-- Opening Marker --
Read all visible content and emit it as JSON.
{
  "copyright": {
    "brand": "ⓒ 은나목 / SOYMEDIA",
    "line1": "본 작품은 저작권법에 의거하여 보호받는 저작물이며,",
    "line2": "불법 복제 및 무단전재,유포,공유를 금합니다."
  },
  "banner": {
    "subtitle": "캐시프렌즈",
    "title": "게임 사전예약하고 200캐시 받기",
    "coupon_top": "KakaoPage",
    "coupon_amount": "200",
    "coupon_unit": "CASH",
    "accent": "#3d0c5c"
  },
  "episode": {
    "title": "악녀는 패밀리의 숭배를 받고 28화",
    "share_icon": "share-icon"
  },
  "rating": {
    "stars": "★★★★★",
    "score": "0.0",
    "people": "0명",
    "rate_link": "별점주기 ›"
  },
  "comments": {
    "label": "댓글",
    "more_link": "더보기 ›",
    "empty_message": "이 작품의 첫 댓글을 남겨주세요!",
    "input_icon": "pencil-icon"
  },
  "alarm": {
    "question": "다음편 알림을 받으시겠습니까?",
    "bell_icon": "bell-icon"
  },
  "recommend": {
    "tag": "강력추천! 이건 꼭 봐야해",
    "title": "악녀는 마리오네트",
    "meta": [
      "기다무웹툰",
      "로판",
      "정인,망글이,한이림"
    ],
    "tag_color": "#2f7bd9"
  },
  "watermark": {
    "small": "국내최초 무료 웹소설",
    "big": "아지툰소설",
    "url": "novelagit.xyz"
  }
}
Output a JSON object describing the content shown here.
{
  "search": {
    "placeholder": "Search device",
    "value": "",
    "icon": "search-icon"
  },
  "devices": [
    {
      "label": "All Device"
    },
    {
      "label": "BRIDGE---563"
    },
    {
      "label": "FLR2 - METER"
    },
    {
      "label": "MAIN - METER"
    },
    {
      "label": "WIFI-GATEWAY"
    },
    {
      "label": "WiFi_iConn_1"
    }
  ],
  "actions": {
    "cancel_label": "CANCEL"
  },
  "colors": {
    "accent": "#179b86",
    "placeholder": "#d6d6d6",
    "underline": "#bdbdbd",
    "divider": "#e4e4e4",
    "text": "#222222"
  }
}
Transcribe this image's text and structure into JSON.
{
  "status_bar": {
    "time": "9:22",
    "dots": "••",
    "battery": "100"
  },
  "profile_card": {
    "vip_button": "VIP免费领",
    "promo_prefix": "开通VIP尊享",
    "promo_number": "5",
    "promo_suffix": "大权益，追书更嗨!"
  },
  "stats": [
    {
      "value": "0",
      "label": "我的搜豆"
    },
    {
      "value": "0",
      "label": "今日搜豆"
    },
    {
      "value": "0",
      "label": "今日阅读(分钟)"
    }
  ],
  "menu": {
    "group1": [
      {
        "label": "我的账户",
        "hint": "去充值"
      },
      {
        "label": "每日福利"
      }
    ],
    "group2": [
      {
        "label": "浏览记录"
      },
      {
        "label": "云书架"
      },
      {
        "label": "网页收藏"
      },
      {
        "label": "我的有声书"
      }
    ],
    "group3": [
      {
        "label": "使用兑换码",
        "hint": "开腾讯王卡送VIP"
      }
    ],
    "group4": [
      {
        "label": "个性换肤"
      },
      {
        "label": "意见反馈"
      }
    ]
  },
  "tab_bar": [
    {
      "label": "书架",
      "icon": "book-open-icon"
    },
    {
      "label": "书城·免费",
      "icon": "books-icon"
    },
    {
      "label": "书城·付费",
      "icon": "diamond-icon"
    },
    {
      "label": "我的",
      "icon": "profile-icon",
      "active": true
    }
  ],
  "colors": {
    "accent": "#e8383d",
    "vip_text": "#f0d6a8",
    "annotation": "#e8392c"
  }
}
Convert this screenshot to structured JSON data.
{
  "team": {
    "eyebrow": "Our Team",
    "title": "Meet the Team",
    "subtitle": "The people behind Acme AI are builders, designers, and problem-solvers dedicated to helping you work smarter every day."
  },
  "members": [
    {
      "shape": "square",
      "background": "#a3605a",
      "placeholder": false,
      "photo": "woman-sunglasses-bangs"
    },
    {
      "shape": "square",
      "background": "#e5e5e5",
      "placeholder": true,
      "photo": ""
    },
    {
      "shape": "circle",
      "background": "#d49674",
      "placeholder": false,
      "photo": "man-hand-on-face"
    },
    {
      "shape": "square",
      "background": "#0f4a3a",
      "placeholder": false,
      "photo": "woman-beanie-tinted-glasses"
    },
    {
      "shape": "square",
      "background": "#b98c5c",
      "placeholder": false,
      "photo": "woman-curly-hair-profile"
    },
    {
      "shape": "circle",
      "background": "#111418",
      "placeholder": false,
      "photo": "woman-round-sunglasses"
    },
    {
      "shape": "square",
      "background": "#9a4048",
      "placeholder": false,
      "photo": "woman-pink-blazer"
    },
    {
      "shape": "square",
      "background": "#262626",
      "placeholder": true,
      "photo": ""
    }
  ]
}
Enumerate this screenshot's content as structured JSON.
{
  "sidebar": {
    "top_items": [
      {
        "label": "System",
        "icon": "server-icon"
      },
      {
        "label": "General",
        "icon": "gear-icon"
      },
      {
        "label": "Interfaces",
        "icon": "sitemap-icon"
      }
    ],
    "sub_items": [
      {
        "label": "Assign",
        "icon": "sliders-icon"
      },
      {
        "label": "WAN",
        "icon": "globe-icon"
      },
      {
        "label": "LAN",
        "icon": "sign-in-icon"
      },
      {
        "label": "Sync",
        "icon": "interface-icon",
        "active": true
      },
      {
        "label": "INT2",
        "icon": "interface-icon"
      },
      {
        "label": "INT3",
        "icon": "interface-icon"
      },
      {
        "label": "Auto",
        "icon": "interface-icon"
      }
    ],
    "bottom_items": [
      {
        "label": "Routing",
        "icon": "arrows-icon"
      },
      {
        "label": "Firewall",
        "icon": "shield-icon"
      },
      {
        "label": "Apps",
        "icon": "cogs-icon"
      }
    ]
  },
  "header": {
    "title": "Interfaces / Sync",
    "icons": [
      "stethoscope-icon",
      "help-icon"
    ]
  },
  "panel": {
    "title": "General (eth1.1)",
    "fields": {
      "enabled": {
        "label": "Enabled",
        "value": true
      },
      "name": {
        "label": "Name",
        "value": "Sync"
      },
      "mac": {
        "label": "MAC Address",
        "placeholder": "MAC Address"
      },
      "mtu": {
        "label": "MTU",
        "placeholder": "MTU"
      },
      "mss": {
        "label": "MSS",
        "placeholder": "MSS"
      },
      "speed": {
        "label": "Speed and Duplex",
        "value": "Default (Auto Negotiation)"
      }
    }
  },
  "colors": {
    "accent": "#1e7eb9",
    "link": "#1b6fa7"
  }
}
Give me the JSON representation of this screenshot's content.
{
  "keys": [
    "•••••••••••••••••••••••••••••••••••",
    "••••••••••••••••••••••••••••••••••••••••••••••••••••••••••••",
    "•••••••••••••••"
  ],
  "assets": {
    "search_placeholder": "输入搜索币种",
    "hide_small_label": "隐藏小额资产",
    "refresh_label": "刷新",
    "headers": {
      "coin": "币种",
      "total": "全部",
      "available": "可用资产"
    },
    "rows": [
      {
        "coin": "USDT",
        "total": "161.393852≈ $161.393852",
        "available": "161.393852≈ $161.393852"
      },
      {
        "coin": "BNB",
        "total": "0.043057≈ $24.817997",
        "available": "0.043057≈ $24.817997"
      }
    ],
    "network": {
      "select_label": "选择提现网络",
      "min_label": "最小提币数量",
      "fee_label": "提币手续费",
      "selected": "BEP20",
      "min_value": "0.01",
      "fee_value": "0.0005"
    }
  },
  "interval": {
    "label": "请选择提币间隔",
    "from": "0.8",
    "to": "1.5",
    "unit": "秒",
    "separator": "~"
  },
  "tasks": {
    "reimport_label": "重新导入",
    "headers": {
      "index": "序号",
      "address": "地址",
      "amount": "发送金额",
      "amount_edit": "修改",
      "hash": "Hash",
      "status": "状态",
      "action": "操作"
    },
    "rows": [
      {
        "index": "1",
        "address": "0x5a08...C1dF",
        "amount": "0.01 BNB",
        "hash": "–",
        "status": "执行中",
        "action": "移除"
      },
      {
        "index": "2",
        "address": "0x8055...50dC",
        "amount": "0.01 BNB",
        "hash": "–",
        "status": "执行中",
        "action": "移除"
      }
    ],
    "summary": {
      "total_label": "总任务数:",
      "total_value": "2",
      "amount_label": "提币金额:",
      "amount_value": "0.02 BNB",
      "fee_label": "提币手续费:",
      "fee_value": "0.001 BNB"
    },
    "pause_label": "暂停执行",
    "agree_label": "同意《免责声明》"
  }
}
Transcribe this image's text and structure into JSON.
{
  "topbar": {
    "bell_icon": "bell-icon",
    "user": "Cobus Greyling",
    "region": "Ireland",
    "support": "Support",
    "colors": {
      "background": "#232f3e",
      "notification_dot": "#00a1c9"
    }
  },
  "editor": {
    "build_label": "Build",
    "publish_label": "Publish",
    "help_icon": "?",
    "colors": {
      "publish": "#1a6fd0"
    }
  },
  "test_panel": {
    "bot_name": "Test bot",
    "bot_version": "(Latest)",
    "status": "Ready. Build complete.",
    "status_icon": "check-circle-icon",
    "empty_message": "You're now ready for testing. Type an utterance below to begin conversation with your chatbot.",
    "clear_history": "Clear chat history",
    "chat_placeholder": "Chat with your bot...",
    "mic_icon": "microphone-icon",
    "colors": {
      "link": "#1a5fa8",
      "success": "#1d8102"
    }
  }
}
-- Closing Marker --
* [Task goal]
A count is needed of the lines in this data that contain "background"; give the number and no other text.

* [Exercise result]
9